Folklorist Lauren Post gathered Lawrence for a Cajun music ensemble to be featured in that city. Though Lawrence was not a "full-bred" Cajun, he spoke Cajun French well and put together a group to travel back to Dallas.4 In 1936, he was featured at the National Folk Festival in Dallas, Texas, accompanied by the Broussard Family Band.1,6 His band won rave reviews and came in first place. It featured Aldus "Popeye" Broussard on fiddle, Sidney Broussard on fiddle, Junior Broussard on guitar, Norris Mire on accordion, and Evelyn Broussard on triangle and vocals. Joining them was Elemore Sonnier, a solo vocalist from Scott. These were the first appearances that brought Cajun music to the public's attention on a national level.1,3
Rayne Tribune June 26, 1936
Over the years there were many other contests where he was challenged by the various other accordion players. During these showdowns, the crowds were usually the judges. Lawrence always won. He was known far and wide as “King of the Accordion Players” at that time. He was also quite well known for his great showmanship with his instrument. It is said that he could completely captivate his audience in a way few accordion players ever have.5
Oh, why have you done that,
You know I don't deserve that,
That you've done, pretty sweetheart.
Oh, I've prayed, I've cried,
For you have no one,
So, why don't you return?
Oh, every night, you roam around,
For you have no one,
That's why you're all alone.
Despite his notoriety as a musician, Walker made the bulk of his living as a rice farmer until after World War II, when he returned to Louisiana and played in clubs throughout southern Texas with his band the Wandering Aces.2 Nathan Abshire used it in his "Iota Two Step" in 1949. Not to be outdone, Lawrence re-recorded the song as "Waltz of Regret" in 1955. By the early 1960s, Aldus Roger stepped into the J.D. Miller studio and took Walker's "La Vie Malheureuse" and renamed it "La Valse De Misere.
NOTE: The photo shown in this article has been historically mistaken as a photo of the Breaux brothers.
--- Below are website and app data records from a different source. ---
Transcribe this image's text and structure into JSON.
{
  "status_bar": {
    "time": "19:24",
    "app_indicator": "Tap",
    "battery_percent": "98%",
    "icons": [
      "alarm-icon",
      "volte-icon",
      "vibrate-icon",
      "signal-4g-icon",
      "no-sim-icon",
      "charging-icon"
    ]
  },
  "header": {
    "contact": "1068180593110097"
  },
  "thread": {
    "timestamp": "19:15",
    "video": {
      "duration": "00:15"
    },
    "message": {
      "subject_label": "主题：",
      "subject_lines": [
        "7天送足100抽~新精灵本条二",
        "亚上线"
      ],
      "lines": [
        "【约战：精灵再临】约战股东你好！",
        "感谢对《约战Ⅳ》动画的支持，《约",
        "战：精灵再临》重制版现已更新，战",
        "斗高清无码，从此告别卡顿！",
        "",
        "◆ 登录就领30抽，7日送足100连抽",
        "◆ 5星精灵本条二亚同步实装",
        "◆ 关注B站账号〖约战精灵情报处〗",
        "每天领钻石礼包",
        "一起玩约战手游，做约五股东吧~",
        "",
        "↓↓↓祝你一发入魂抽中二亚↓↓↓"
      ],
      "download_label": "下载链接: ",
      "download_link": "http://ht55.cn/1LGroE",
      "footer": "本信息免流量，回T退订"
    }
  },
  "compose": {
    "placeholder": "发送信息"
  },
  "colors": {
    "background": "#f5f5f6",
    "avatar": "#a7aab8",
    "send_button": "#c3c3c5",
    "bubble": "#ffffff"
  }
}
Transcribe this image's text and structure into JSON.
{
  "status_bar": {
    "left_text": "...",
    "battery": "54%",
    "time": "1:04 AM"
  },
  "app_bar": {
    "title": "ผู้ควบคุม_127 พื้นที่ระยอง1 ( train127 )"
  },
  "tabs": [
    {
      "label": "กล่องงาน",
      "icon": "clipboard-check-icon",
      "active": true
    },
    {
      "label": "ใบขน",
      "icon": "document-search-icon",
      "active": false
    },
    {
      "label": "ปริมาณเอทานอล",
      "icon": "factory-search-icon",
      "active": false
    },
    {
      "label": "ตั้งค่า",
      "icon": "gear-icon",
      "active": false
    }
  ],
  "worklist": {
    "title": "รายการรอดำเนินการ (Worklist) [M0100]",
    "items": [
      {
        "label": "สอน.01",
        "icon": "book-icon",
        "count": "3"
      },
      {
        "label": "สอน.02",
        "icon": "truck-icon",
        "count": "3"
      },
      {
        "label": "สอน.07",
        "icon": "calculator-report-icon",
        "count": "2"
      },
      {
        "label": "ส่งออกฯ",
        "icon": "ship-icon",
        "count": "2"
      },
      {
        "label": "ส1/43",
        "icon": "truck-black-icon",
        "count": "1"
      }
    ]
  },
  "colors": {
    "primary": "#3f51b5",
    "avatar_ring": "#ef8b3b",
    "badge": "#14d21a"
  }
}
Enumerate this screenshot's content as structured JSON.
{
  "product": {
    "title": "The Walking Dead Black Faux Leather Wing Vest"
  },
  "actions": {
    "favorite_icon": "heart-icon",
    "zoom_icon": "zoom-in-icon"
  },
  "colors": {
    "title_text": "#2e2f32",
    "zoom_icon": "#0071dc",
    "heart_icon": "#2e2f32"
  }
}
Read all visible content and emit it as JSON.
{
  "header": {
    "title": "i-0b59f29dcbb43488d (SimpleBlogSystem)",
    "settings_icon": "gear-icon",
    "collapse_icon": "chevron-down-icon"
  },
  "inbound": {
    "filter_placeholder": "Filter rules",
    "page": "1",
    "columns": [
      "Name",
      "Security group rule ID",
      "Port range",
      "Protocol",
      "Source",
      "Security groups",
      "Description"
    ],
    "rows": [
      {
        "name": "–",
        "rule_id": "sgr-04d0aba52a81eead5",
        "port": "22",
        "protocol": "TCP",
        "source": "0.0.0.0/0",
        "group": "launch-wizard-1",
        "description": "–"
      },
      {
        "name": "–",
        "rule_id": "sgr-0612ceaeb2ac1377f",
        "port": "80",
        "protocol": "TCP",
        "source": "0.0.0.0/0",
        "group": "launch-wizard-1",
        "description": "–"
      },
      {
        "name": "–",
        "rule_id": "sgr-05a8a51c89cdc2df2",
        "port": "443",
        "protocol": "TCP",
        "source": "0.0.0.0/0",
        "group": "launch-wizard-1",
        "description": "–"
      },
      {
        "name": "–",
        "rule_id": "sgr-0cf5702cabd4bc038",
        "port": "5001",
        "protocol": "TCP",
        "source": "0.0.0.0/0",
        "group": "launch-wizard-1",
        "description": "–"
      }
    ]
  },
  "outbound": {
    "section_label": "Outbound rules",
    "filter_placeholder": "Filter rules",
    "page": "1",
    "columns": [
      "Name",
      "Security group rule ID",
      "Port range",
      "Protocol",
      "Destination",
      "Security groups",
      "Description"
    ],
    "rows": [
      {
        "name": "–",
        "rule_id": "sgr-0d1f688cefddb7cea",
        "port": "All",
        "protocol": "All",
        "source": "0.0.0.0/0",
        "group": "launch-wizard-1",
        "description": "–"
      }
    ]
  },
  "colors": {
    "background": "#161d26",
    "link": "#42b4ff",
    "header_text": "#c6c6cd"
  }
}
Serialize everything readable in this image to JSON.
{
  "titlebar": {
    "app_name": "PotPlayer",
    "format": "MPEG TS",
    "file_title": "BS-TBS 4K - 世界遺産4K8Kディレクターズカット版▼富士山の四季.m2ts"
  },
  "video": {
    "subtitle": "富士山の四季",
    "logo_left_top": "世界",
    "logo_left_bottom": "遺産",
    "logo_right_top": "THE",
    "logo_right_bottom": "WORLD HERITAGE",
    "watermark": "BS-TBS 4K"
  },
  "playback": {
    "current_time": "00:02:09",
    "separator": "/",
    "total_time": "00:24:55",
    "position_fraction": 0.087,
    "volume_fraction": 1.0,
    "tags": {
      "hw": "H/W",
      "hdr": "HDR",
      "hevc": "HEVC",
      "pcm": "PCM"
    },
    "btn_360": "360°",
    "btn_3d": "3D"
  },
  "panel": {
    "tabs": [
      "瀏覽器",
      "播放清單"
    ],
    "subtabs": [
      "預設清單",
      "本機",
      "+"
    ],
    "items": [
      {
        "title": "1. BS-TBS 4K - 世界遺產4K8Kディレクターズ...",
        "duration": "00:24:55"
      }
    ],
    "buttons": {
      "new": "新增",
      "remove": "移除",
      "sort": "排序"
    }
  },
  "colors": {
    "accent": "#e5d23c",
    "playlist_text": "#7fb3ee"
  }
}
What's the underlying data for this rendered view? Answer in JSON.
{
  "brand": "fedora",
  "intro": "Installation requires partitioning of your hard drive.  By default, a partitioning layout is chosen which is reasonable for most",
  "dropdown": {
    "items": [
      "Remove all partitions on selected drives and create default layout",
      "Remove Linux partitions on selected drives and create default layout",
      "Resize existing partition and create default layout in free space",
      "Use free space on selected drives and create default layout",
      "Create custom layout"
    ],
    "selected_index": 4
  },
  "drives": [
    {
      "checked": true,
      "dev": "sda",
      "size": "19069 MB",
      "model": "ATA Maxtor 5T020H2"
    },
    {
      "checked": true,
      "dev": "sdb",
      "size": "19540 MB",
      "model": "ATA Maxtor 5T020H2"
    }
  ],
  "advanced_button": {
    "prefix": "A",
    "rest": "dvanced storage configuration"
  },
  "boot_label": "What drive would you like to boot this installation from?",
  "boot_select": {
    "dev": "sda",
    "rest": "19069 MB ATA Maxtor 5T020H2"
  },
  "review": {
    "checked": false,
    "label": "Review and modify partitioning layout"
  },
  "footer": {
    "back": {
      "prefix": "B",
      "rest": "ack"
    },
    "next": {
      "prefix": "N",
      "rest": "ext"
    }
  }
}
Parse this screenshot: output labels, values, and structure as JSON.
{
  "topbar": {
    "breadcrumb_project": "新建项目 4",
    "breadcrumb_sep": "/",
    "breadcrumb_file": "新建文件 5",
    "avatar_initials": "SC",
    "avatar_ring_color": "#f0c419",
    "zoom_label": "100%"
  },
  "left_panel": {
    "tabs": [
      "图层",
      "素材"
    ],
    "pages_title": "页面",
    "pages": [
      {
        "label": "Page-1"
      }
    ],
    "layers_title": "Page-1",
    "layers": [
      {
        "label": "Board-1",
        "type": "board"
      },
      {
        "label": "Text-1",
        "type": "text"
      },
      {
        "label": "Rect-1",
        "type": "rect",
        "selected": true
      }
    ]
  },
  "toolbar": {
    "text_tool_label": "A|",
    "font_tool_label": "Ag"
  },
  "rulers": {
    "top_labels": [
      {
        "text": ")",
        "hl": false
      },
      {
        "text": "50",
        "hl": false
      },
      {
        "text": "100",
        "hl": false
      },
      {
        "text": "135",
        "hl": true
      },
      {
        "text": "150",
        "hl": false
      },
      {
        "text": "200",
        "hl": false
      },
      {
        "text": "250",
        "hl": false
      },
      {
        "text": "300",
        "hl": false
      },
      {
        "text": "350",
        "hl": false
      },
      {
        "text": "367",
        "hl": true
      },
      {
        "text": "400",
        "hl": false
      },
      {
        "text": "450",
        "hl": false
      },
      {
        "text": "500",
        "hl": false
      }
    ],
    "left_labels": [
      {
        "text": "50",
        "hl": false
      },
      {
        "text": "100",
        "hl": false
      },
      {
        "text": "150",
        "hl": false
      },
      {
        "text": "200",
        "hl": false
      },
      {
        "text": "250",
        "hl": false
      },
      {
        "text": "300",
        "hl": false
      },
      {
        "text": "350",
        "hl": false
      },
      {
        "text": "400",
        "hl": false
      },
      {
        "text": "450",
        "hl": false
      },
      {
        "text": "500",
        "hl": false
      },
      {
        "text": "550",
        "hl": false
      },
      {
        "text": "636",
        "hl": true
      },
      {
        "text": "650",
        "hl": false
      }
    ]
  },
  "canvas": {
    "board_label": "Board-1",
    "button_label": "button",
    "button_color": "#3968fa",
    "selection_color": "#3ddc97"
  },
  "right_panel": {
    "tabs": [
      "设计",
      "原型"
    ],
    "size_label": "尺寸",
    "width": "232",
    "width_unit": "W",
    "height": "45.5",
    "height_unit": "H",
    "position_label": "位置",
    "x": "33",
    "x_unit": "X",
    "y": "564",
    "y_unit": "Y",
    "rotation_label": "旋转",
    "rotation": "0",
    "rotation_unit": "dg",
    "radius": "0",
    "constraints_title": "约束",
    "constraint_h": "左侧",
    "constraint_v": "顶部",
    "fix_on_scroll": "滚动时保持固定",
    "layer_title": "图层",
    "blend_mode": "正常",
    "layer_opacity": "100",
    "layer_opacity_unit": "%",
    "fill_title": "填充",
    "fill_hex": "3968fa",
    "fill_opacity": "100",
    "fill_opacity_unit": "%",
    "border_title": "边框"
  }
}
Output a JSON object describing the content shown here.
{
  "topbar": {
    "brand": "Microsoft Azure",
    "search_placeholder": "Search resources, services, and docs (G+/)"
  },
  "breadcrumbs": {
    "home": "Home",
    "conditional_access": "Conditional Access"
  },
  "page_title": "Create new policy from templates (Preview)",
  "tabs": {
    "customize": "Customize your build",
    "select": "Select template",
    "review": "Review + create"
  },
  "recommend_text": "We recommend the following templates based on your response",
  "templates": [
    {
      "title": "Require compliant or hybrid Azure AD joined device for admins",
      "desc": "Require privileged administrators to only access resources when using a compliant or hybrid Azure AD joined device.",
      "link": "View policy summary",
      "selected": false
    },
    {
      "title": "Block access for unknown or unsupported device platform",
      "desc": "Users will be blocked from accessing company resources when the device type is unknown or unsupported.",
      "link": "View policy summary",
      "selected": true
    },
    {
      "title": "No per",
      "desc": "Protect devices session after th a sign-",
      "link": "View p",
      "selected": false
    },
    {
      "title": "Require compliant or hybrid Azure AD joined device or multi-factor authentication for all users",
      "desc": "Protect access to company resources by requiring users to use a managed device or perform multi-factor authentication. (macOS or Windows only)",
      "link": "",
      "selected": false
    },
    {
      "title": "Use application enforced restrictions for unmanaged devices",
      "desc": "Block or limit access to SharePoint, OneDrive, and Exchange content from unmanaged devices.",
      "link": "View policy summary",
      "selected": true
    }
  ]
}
This photo has been officially corrected in this blog.
NOTE: Cajun Early Recordings (JSP, 2004) has both Brunswick 381 sides reversed.
Release Info: DAL-545 La Breakdown La Louisianne | Brunswick 381 DAL-546 La Vie Malheureuse | Brunswick 381 DAL-545 La Breakdown La Louisianne | Brunswick 80084 DAL-546 La Vie Malheureuse | Brunswick 80084 Find:
Louisiana Cajun Music Volume 1: First Recordings - The 1920's (Old Timey, 1970) Cajun Early Recordings (JSP, 2004)